SPRINGFIELD – A report due today on Illinois’ fiscal crisis is heavy on definition but light on recommendations for repair, one of its authors said Tuesday.
An offshoot of a national report released in July that was headed by former Federal Reserve Chairman Paul Volcker and former New York Lt. Gov. Richard Ravitch, the Illinois edition of the State Budget Crisis Task Force aims to drive home how big of a hole Illinois has dug itself, according to Richard Dye.
“It spends a lot of time talking about the magnitude of the problem, which is huge – somebody’s ox is going to be gored, or oxen,” said Dye, an economist with the University of Illinois’ Institute of Government and Public Affairs.
“Rather than weighing in on the tough choices and focusing people’s attention on specific cuts that we might recommend, we stayed out of that,” Dye said. “That’s the big thing: Something’s got to be done and sooner rather than later.”
The report, to be released in Chicago, lays out in detail what many already know: Illinois is $9 billion behind on its bills.
Its pension systems are underfunded by $85 billion to more than $90 billion, depending on the source. Medicaid health care costs are eating bigger parts of the state budget every year.
While the task force doesn’t make specific recommendations, it points out some weaknesses in the state’s funding mechanism. Illinois doesn’t charge sales taxes on services such as a haircut or eyeglass-fitting, and retiree income isn’t taxed.
Both are straightforward ways to increase revenue, Dye said, noting the potentially explosive political fallout of those options.
The task force is trying to “make sure people understand all the consequences of the current course of action; Illinois’ budget is not fiscally sustainable,” Ravitch said in a prepared statement. “Despite recent progress and difficult choices, it is still in a deep hole.”
Focusing heavily on the underfunded pensions and Medicaid’s budget bite, the report then turns its attention to better planning, or, in the words of the task force, developing a “fiscal tool kit,” Dye said. Those suggestions revolve around multiyear economic planning to keep from compiling yearly budgets in reaction to fiscal trends and developing a meaningful “Rainy Day” fund that is untouched in good times but can be used to maintain services in a downturn.

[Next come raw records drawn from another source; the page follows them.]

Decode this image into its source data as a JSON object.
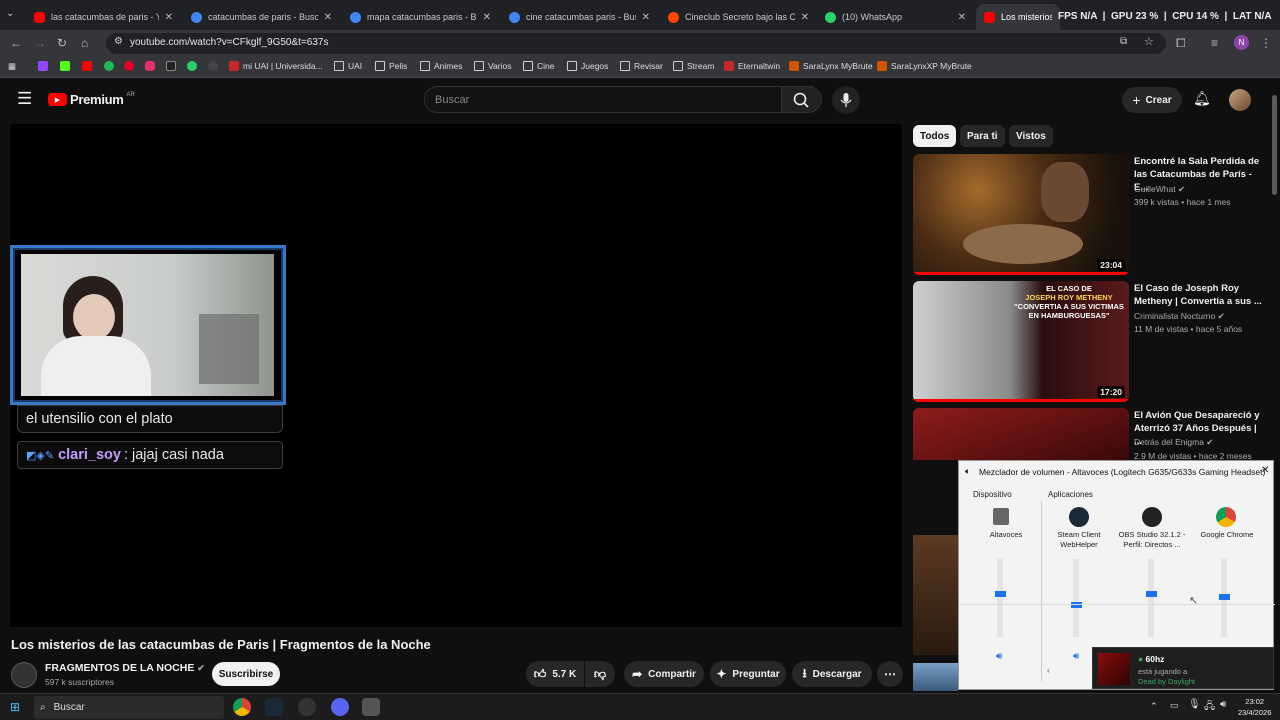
{
  "browser": {
    "tabs": [
      {
        "label": "las catacumbas de paris - YouTube",
        "color": "#ff0000"
      },
      {
        "label": "catacumbas de paris - Buscar con Google",
        "color": "#4285f4"
      },
      {
        "label": "mapa catacumbas paris - Buscar con Google",
        "color": "#4285f4"
      },
      {
        "label": "cine catacumbas paris - Buscar con Google",
        "color": "#4285f4"
      },
      {
        "label": "Cineclub Secreto bajo las Catacumbas",
        "color": "#ff4500"
      },
      {
        "label": "(10) WhatsApp",
        "color": "#25d366"
      },
      {
        "label": "Los misterios de las catacumbas",
        "color": "#ff0000"
      }
    ],
    "url": "youtube.com/watch?v=CFkglf_9G50&t=637s",
    "bookmarks": [
      "mi UAI | Universida...",
      "UAI",
      "Pelis",
      "Animes",
      "Varios",
      "Cine",
      "Juegos",
      "Revisar",
      "Stream",
      "Eternaltwin",
      "SaraLynx MyBrute",
      "SaraLynxXP MyBrute"
    ],
    "profile_letter": "N"
  },
  "overlay": {
    "fps_label": "FPS",
    "fps_value": "N/A",
    "gpu_label": "GPU",
    "gpu_value": "23",
    "gpu_unit": "%",
    "cpu_label": "CPU",
    "cpu_value": "14",
    "cpu_unit": "%",
    "lat_label": "LAT",
    "lat_value": "N/A"
  },
  "youtube": {
    "logo_text": "Premium",
    "region": "AR",
    "search_placeholder": "Buscar",
    "create_label": "Crear",
    "chat_lines": [
      "el utensilio con el plato"
    ],
    "chat_user": "clari_soy",
    "chat_msg": ": jajaj casi nada",
    "video_title": "Los misterios de las catacumbas de Paris | Fragmentos de la Noche",
    "channel_name": "FRAGMENTOS DE LA NOCHE",
    "subscribers": "597 k suscriptores",
    "subscribe_label": "Suscribirse",
    "likes": "5.7 K",
    "share_label": "Compartir",
    "ask_label": "Preguntar",
    "download_label": "Descargar",
    "chips": [
      "Todos",
      "Para ti",
      "Vistos"
    ],
    "recommended": [
      {
        "title": "Encontré la Sala Perdida de las Catacumbas de París - E...",
        "channel": "GuilleWhat",
        "meta": "399 k vistas • hace 1 mes",
        "duration": "23:04",
        "progress": 1.0
      },
      {
        "title": "El Caso de Joseph Roy Metheny | Convertía a sus ...",
        "channel": "Criminalista Nocturno",
        "meta": "11 M de vistas • hace 5 años",
        "duration": "17:20",
        "progress": 1.0,
        "thumb_text_1": "EL CASO DE",
        "thumb_text_2": "JOSEPH ROY METHENY",
        "thumb_text_3": "\"CONVERTIA A SUS VICTIMAS EN HAMBURGUESAS\""
      },
      {
        "title": "El Avión Que Desapareció y Aterrizó 37 Años Después | ...",
        "channel": "Detrás del Enigma",
        "meta": "2.9 M de vistas • hace 2 meses",
        "duration": "",
        "progress": 0
      }
    ]
  },
  "mixer": {
    "title": "Mezclador de volumen - Altavoces (Logitech G635/G633s Gaming Headset)",
    "device_label": "Dispositivo",
    "apps_label": "Aplicaciones",
    "channels": [
      {
        "name": "Altavoces",
        "level": 0.55
      },
      {
        "name": "Steam Client WebHelper",
        "level": 0.4
      },
      {
        "name": "OBS Studio 32.1.2 - Perfil: Directos ...",
        "level": 0.55
      },
      {
        "name": "Google Chrome",
        "level": 0.52
      }
    ]
  },
  "notification": {
    "user": "60hz",
    "line1": "está jugando a",
    "game": "Dead by Daylight"
  },
  "taskbar": {
    "search_placeholder": "Buscar",
    "time": "23:02",
    "date": "23/4/2026"
  }
}
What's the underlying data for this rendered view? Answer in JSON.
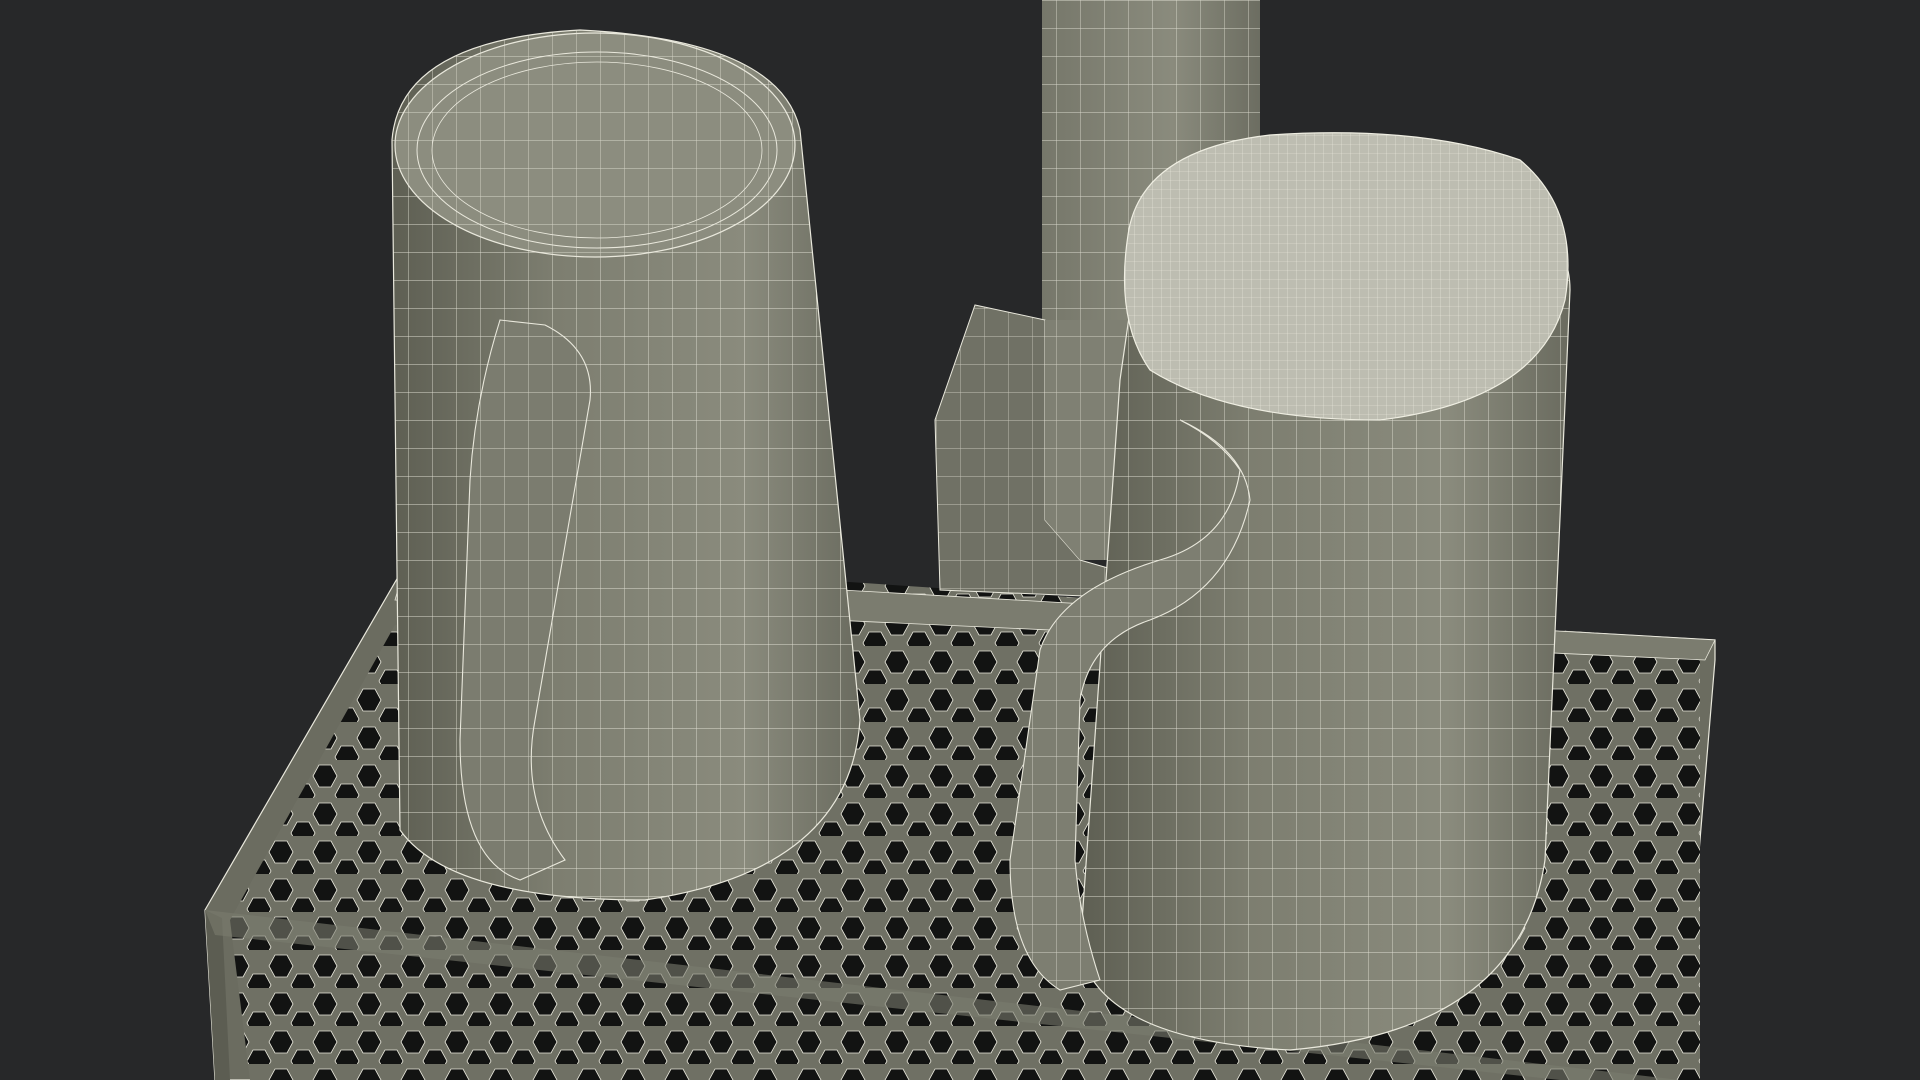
{
  "scene": {
    "colors": {
      "background": "#272829",
      "surface": "#7a7b6d",
      "surface_light": "#8e8f80",
      "surface_dark": "#5e5f53",
      "wire": "#e9e8dc",
      "hole": "#121312"
    },
    "objects": [
      {
        "name": "drip-tray",
        "kind": "honeycomb grate tray"
      },
      {
        "name": "beer-tower",
        "kind": "draft tower column"
      },
      {
        "name": "mug-left",
        "kind": "beer mug"
      },
      {
        "name": "mug-right",
        "kind": "beer mug with foam"
      }
    ],
    "render_style": "wireframe-over-shaded"
  }
}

Abdon Pallasch, spokesman for Gov. Pat Quinn, said the report is “a comprehensive look at all the budget problems facing Illinois – problems Gov. Quinn has been busy tackling since the day he came into office.”
Among other things, Quinn pushed through a 67 percent income tax increase, and the national report noted the $2.3 billion Medicaid-cut plan the Legislature adopted last spring, which he wanted.
Pallasch said the Democrat welcomes all suggestions in facing down “the budget problems that were created over decades of fiscal mismanagement by previous governors and legislatures.”